What you are asked to do:
In the entries below, how many lines hold the string "kind"? Answer with the number only.

Items from a dataset:
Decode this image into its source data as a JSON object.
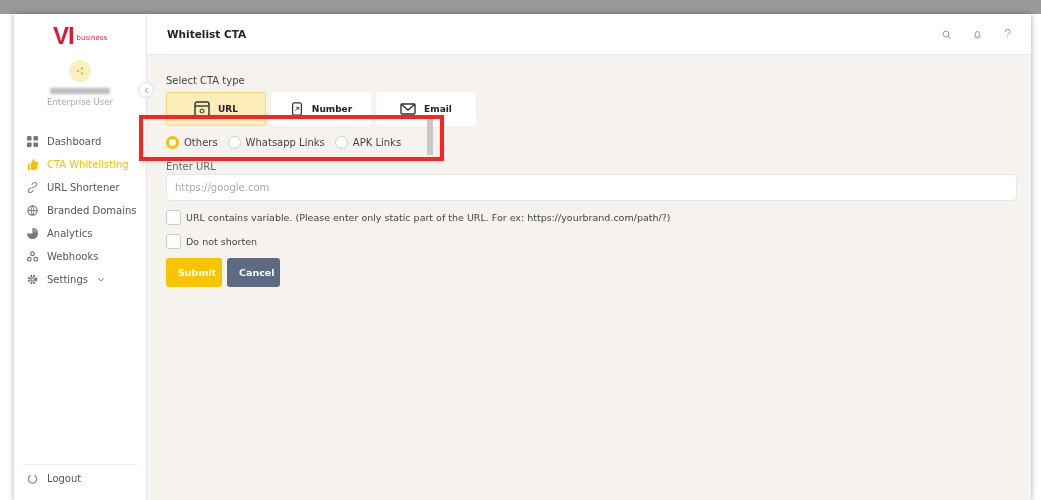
{
  "logo": {
    "mark": "VI",
    "tagline": "business"
  },
  "user": {
    "role": "Enterprise User"
  },
  "sidebar": {
    "items": [
      {
        "label": "Dashboard",
        "selected": false
      },
      {
        "label": "CTA Whitelisting",
        "selected": true
      },
      {
        "label": "URL Shortener",
        "selected": false
      },
      {
        "label": "Branded Domains",
        "selected": false
      },
      {
        "label": "Analytics",
        "selected": false
      },
      {
        "label": "Webhooks",
        "selected": false
      },
      {
        "label": "Settings",
        "selected": false,
        "expandable": true
      }
    ],
    "logout": "Logout"
  },
  "header": {
    "title": "Whitelist CTA"
  },
  "form": {
    "type_label": "Select CTA type",
    "types": [
      {
        "label": "URL",
        "selected": true
      },
      {
        "label": "Number",
        "selected": false
      },
      {
        "label": "Email",
        "selected": false
      }
    ],
    "radios": [
      {
        "label": "Others",
        "selected": true
      },
      {
        "label": "Whatsapp Links",
        "selected": false
      },
      {
        "label": "APK Links",
        "selected": false
      }
    ],
    "url_label": "Enter URL",
    "url_placeholder": "https://google.com",
    "checkboxes": [
      {
        "label": "URL contains variable. (Please enter only static part of the URL. For ex: https://yourbrand.com/path/?)",
        "checked": false
      },
      {
        "label": "Do not shorten",
        "checked": false
      }
    ],
    "buttons": [
      {
        "label": "Submit",
        "kind": "primary"
      },
      {
        "label": "Cancel",
        "kind": "secondary"
      }
    ]
  },
  "annotation": {
    "kind": "highlight"
  }
}
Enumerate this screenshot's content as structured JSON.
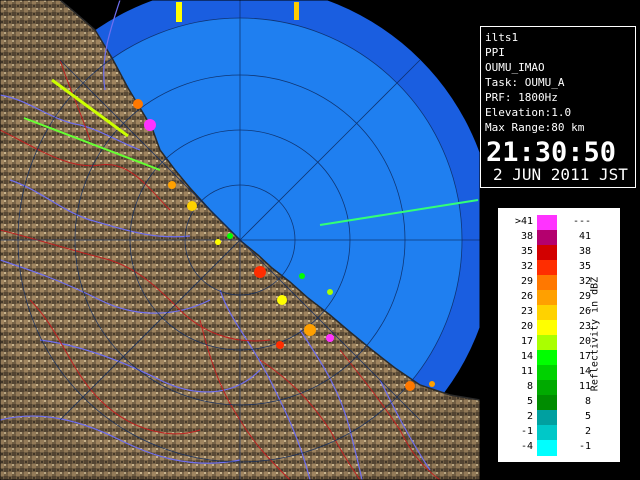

Response area:
3